Sunshine often gets a bad rap. And while overexposure to its rays is dangerous, so is too little.
Our bodies need vitamin D, and the most natural way to get this vital nutrient is by exposing bare skin to the sun. Experts agree that about 20 minutes of exposure a few times a week supplies the body with the vitamin D it needs to properly absorb calcium, fight colds, ward off depression and even to help keep cognitive abilities intact.
The body’s ability to perform these functions doesn’t lose importance as we age, yet most older adults don’t have enough vitamin D. Some is a simple function of aging – older, thinner skin has a harder time absorbing the vitamin from the sun. Older adults often are largely housebound, therefore limiting their access to the sun’s rays.
Caregivers should keep in mind that older adults can benefit from a little time out in the sun. For a few minutes several times a week, allow the sun to hit the person’s bare face, arms or legs. Of course, it’s important to avoid overexposure, which can lead to sunburn and eventually, skin cancer.
There are situations, of course, that don’t allow for frequent trips outside. Thankfully, vitamin D can be gleaned from other sources, including supplements and certain foods.
To get more vitamin D in your diet, be sure to include:
- Fatty fish, including tuna, mackerel, swordfish and salmon
- Foods fortified with vitamin D, such as dairy products, orange juice, soy milk, yogurt and cereals
- Beef liver
- Swiss cheese
- Egg yolks
If you’re not getting enough vitamin D, chances are good that you also aren’t getting enough calcium.
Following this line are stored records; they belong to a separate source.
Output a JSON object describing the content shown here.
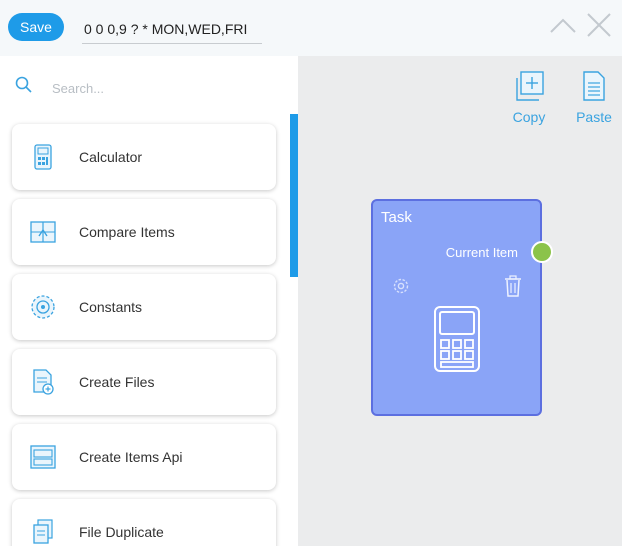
{
  "toolbar": {
    "save_label": "Save",
    "cron_expression": "0 0 0,9 ? * MON,WED,FRI",
    "collapse_icon": "chevron-up-icon",
    "close_icon": "close-icon"
  },
  "sidebar": {
    "search_placeholder": "Search...",
    "items": [
      {
        "label": "Calculator",
        "icon": "calculator-icon"
      },
      {
        "label": "Compare Items",
        "icon": "compare-icon"
      },
      {
        "label": "Constants",
        "icon": "constants-icon"
      },
      {
        "label": "Create Files",
        "icon": "create-files-icon"
      },
      {
        "label": "Create Items Api",
        "icon": "create-items-api-icon"
      },
      {
        "label": "File Duplicate",
        "icon": "file-duplicate-icon"
      }
    ]
  },
  "canvas": {
    "copy_label": "Copy",
    "paste_label": "Paste",
    "node": {
      "title": "Task",
      "output_label": "Current Item",
      "icon": "calculator-icon"
    }
  },
  "colors": {
    "accent": "#1e9be8",
    "node_fill": "#8aa4f7",
    "node_border": "#5c6fe0",
    "output_port": "#8bc34a",
    "canvas_bg": "#ebeced"
  }
}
The body can’t absorb this vital nutrient without vitamin D.
Weak bones aren’t the only result of too little vitamin D. Research by scientists at Rutgers University has shown that older adults with low levels of the nutrient have an increased risk of cognitive decline.
In short, to keep the body and the mind working properly, it’s a good idea to:
- Expose bare skin to the sun’s rays for about 20 minutes three times every week
- Eat plenty of foods rich in vitamin D
- Add a vitamin D supplement to your daily routine (with your doctor’s nod, of course)